◆ About this task
Return the full listing, so that each line matches the original exactly.

◆ Data for review
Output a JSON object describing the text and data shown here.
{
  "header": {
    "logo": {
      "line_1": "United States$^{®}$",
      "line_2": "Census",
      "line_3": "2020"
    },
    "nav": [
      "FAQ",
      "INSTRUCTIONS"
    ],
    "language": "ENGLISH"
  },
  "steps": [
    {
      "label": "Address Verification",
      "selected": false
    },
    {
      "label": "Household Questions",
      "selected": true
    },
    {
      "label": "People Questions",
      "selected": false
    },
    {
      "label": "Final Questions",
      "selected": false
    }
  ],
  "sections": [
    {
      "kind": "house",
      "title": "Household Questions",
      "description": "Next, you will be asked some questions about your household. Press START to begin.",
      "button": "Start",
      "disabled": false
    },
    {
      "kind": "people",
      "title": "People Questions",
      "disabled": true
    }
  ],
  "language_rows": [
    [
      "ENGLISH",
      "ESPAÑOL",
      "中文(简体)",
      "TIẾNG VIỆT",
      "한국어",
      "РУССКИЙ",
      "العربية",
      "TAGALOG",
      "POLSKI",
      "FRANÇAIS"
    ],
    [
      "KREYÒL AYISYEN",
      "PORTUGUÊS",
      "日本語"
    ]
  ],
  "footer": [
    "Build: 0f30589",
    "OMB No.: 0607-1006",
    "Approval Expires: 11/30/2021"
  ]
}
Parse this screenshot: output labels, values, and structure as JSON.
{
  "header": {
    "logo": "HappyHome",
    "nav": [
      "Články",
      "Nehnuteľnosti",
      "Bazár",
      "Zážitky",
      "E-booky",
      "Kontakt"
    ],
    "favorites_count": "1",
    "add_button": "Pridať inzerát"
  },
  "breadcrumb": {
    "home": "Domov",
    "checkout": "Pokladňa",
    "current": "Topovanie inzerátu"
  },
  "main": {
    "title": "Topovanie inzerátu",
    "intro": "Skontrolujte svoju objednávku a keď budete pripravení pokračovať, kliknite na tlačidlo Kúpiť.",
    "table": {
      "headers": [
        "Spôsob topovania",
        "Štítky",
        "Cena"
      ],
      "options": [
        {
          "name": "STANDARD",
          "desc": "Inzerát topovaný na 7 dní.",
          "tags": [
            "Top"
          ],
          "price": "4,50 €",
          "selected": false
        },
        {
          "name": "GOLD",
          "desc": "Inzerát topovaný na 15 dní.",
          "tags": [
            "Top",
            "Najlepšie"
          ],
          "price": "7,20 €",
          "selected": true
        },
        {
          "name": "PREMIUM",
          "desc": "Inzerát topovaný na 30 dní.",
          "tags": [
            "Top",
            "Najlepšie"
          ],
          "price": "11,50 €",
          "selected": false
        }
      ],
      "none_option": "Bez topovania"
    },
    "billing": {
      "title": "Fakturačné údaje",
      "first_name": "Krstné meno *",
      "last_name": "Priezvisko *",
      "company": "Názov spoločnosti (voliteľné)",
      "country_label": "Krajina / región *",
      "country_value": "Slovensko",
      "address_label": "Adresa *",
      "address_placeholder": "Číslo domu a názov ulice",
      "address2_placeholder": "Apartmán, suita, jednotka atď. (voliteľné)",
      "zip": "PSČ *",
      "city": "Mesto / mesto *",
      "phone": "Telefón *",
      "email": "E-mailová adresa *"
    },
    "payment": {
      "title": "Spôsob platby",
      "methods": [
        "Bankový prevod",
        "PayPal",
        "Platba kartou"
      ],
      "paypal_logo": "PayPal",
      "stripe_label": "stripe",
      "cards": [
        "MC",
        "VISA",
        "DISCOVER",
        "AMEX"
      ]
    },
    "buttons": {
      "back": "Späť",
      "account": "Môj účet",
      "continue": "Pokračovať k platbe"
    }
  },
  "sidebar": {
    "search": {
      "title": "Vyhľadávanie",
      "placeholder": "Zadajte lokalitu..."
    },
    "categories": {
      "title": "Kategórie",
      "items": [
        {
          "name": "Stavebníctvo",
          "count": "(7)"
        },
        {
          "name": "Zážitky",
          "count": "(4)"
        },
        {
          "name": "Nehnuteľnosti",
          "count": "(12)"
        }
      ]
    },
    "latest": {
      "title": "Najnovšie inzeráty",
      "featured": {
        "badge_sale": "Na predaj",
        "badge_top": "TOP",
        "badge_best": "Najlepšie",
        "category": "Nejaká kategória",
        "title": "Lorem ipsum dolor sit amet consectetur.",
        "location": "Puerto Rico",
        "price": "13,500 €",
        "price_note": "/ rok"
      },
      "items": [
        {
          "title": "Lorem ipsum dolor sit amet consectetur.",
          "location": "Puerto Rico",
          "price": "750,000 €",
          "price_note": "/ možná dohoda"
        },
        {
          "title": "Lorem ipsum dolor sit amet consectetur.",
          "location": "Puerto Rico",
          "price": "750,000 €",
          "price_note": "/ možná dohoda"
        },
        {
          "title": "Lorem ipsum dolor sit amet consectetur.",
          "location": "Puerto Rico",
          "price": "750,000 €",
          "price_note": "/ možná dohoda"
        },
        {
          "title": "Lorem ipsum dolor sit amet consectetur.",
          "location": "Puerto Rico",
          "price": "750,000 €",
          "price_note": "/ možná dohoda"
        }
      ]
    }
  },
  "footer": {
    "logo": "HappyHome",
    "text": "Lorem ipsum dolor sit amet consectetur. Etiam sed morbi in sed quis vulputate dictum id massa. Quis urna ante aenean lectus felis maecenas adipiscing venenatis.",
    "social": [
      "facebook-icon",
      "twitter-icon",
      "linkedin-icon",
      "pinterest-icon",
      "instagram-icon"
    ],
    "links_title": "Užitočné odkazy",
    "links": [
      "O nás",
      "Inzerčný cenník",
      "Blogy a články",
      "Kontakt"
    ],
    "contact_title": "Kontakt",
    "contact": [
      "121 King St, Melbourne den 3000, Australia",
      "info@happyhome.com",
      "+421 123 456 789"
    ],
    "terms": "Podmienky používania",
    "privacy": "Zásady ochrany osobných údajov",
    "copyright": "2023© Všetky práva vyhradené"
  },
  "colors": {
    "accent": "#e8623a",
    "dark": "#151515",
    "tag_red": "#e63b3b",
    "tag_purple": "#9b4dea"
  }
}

◆ Result
Output a JSON object describing the text and data shown here.
{
  "header": {
    "logo": {
      "line_1": "United States$^{®}$",
      "line_2": "Census",
      "line_3": "2020"
    },
    "nav": [
      "FAQ",
      "INSTRUCTIONS"
    ],
    "language": "ENGLISH"
  },
  "steps": [
    {
      "label": "Address Verification",
      "selected": false
    },
    {
      "label": "Household Questions",
      "selected": true
    },
    {
      "label": "People Questions",
      "selected": false
    },
    {
      "label": "Final Questions",
      "selected": false
    }
  ],
  "sections": [
    {
      "kind": "house",
      "title": "Household Questions",
      "description": "Next, you will be asked some questions about your household. Press START to begin.",
      "button": "Start",
      "disabled": false
    },
    {
      "kind": "people",
      "title": "People Questions",
      "disabled": true
    }
  ],
  "language_rows": [
    [
      "ENGLISH",
      "ESPAÑOL",
      "中文(简体)",
      "TIẾNG VIỆT",
      "한국어",
      "РУССКИЙ",
      "العربية",
      "TAGALOG",
      "POLSKI",
      "FRANÇAIS"
    ],
    [
      "KREYÒL AYISYEN",
      "PORTUGUÊS",
      "日本語"
    ]
  ],
  "footer": [
    "Build: 0f30589",
    "OMB No.: 0607-1006",
    "Approval Expires: 11/30/2021"
  ]
}
Parse this screenshot: output labels, values, and structure as JSON.
{
  "header": {
    "logo": "HappyHome",
    "nav": [
      "Články",
      "Nehnuteľnosti",
      "Bazár",
      "Zážitky",
      "E-booky",
      "Kontakt"
    ],
    "favorites_count": "1",
    "add_button": "Pridať inzerát"
  },
  "breadcrumb": {
    "home": "Domov",
    "checkout": "Pokladňa",
    "current": "Topovanie inzerátu"
  },
  "main": {
    "title": "Topovanie inzerátu",
    "intro": "Skontrolujte svoju objednávku a keď budete pripravení pokračovať, kliknite na tlačidlo Kúpiť.",
    "table": {
      "headers": [
        "Spôsob topovania",
        "Štítky",
        "Cena"
      ],
      "options": [
        {
          "name": "STANDARD",
          "desc": "Inzerát topovaný na 7 dní.",
          "tags": [
            "Top"
          ],
          "price": "4,50 €",
          "selected": false
        },
        {
          "name": "GOLD",
          "desc": "Inzerát topovaný na 15 dní.",
          "tags": [
            "Top",
            "Najlepšie"
          ],
          "price": "7,20 €",
          "selected": true
        },
        {
          "name": "PREMIUM",
          "desc": "Inzerát topovaný na 30 dní.",
          "tags": [
            "Top",
            "Najlepšie"
          ],
          "price": "11,50 €",
          "selected": false
        }
      ],
      "none_option": "Bez topovania"
    },
    "billing": {
      "title": "Fakturačné údaje",
      "first_name": "Krstné meno *",
      "last_name": "Priezvisko *",
      "company": "Názov spoločnosti (voliteľné)",
      "country_label": "Krajina / región *",
      "country_value": "Slovensko",
      "address_label": "Adresa *",
      "address_placeholder": "Číslo domu a názov ulice",
      "address2_placeholder": "Apartmán, suita, jednotka atď. (voliteľné)",
      "zip": "PSČ *",
      "city": "Mesto / mesto *",
      "phone": "Telefón *",
      "email": "E-mailová adresa *"
    },
    "payment": {
      "title": "Spôsob platby",
      "methods": [
        "Bankový prevod",
        "PayPal",
        "Platba kartou"
      ],
      "paypal_logo": "PayPal",
      "stripe_label": "stripe",
      "cards": [
        "MC",
        "VISA",
        "DISCOVER",
        "AMEX"
      ]
    },
    "buttons": {
      "back": "Späť",
      "account": "Môj účet",
      "continue": "Pokračovať k platbe"
    }
  },
  "sidebar": {
    "search": {
      "title": "Vyhľadávanie",
      "placeholder": "Zadajte lokalitu..."
    },
    "categories": {
      "title": "Kategórie",
      "items": [
        {
          "name": "Stavebníctvo",
          "count": "(7)"
        },
        {
          "name": "Zážitky",
          "count": "(4)"
        },
        {
          "name": "Nehnuteľnosti",
          "count": "(12)"
        }
      ]
    },
    "latest": {
      "title": "Najnovšie inzeráty",
      "featured": {
        "badge_sale": "Na predaj",
        "badge_top": "TOP",
        "badge_best": "Najlepšie",
        "category": "Nejaká kategória",
        "title": "Lorem ipsum dolor sit amet consectetur.",
        "location": "Puerto Rico",
        "price": "13,500 €",
        "price_note": "/ rok"
      },
      "items": [
        {
          "title": "Lorem ipsum dolor sit amet consectetur.",
          "location": "Puerto Rico",
          "price": "750,000 €",
          "price_note": "/ možná dohoda"
        },
        {
          "title": "Lorem ipsum dolor sit amet consectetur.",
          "location": "Puerto Rico",
          "price": "750,000 €",
          "price_note": "/ možná dohoda"
        },
        {
          "title": "Lorem ipsum dolor sit amet consectetur.",
          "location": "Puerto Rico",
          "price": "750,000 €",
          "price_note": "/ možná dohoda"
        },
        {
          "title": "Lorem ipsum dolor sit amet consectetur.",
          "location": "Puerto Rico",
          "price": "750,000 €",
          "price_note": "/ možná dohoda"
        }
      ]
    }
  },
  "footer": {
    "logo": "HappyHome",
    "text": "Lorem ipsum dolor sit amet consectetur. Etiam sed morbi in sed quis vulputate dictum id massa. Quis urna ante aenean lectus felis maecenas adipiscing venenatis.",
    "social": [
      "facebook-icon",
      "twitter-icon",
      "linkedin-icon",
      "pinterest-icon",
      "instagram-icon"
    ],
    "links_title": "Užitočné odkazy",
    "links": [
      "O nás",
      "Inzerčný cenník",
      "Blogy a články",
      "Kontakt"
    ],
    "contact_title": "Kontakt",
    "contact": [
      "121 King St, Melbourne den 3000, Australia",
      "info@happyhome.com",
      "+421 123 456 789"
    ],
    "terms": "Podmienky používania",
    "privacy": "Zásady ochrany osobných údajov",
    "copyright": "2023© Všetky práva vyhradené"
  },
  "colors": {
    "accent": "#e8623a",
    "dark": "#151515",
    "tag_red": "#e63b3b",
    "tag_purple": "#9b4dea"
  }
}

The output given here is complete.